Medium and Support
Oil on canvas.
63.5 x 136.5 cm.
Marks and Inscriptions
Bequeathed by the founders of the Bowes Museum, John and Joséphine Bowes, in 1885.
Bought 1862 by John and Joséphine Bowes from the collection of the late Spanish politician, Francisco Javier de Quinto y Cortés, 1st Count of Quinto (1810–60), cat. 74.
The Bowes Museum, Barnard Castle, B.M.69.
Eric Young, Four Centuries of Spanish Painting: 17th June – 17th September 1967, The Bowes Museum, Barnard Castle, County Durham (Gateshead: Team Valley Printers, 1967), pp. 49–50 (no. 62);
Derek W. Lomax, The Reconquest of Spain (London: Longman, 1978), pp. 152–54;
Eric Young, Catalogue of Spanish Paintings in the Bowes Museum, 2nd ed. (Middlesborough: The Bowes Museum, 1988), pp. 120–23;

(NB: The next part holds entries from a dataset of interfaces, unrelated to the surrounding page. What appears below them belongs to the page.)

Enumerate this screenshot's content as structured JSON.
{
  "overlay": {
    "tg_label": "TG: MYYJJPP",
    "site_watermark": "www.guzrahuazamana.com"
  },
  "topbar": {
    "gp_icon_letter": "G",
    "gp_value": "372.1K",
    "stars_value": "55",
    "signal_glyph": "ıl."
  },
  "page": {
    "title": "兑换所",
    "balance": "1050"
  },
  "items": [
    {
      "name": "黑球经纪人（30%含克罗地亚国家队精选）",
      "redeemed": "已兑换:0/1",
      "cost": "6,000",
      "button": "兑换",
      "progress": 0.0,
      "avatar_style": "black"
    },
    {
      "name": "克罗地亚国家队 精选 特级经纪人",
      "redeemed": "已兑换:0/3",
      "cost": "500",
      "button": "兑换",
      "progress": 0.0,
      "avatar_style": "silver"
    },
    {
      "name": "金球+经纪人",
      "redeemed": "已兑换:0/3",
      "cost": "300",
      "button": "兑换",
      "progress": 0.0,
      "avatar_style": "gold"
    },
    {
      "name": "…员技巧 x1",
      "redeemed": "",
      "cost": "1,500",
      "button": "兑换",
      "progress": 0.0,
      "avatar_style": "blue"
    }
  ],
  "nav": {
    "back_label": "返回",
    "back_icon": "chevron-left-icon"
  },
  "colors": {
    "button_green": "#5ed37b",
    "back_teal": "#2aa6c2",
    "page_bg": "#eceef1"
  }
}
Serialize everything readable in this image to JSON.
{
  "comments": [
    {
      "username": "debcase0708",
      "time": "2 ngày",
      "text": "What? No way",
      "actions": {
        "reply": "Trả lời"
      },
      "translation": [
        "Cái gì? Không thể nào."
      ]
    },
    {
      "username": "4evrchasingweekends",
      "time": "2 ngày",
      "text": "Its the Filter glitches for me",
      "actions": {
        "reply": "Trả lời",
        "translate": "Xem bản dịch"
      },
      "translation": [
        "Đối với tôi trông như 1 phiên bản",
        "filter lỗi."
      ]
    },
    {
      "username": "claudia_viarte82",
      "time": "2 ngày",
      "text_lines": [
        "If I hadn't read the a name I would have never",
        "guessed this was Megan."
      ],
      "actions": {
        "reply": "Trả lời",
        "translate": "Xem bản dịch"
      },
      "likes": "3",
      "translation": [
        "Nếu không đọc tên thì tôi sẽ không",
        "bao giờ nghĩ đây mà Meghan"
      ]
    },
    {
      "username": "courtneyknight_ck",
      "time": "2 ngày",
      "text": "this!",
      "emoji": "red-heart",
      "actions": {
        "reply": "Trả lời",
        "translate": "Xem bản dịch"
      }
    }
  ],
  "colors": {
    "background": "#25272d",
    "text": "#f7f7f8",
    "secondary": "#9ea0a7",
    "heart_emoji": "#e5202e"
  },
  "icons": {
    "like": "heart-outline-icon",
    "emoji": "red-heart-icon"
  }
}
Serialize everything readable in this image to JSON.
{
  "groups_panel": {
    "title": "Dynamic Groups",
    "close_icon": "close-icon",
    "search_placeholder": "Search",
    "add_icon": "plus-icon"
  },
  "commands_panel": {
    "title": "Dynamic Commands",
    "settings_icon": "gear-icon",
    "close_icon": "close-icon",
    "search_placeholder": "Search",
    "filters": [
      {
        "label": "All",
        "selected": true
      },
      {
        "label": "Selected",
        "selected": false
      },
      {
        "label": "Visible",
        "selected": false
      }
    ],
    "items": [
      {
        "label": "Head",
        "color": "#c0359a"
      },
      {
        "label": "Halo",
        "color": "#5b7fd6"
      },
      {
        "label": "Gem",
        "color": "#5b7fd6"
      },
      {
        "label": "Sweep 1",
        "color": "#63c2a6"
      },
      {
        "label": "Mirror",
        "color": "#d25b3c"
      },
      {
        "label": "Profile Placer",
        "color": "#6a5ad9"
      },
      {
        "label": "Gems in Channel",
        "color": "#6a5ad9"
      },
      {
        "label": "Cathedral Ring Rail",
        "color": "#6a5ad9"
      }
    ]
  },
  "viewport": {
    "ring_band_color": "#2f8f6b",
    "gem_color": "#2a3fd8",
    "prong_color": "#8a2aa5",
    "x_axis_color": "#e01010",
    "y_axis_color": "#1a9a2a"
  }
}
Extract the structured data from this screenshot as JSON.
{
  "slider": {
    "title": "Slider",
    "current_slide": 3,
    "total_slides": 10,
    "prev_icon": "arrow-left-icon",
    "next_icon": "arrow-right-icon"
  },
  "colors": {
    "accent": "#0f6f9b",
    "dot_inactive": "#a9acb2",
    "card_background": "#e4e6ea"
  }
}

Rosemarie Mulcahy, ‘Celebrating Sainthood Government and Seville: The Fiestas for the Canonization of King Ferdinand III’, Hispanic Research Journal, 2.5 (2010): 393–414 (p. 402);
Véronique Gerard Powell, ‘Spanish Paintings in the Bowes Museum’, in Spanish Art in County Durham, ed. Clare Baron & Andy Beresford (Bishop Auckland: Auckland Castle Trust, The Bowes Museum, & Durham University, 2014), p. 72.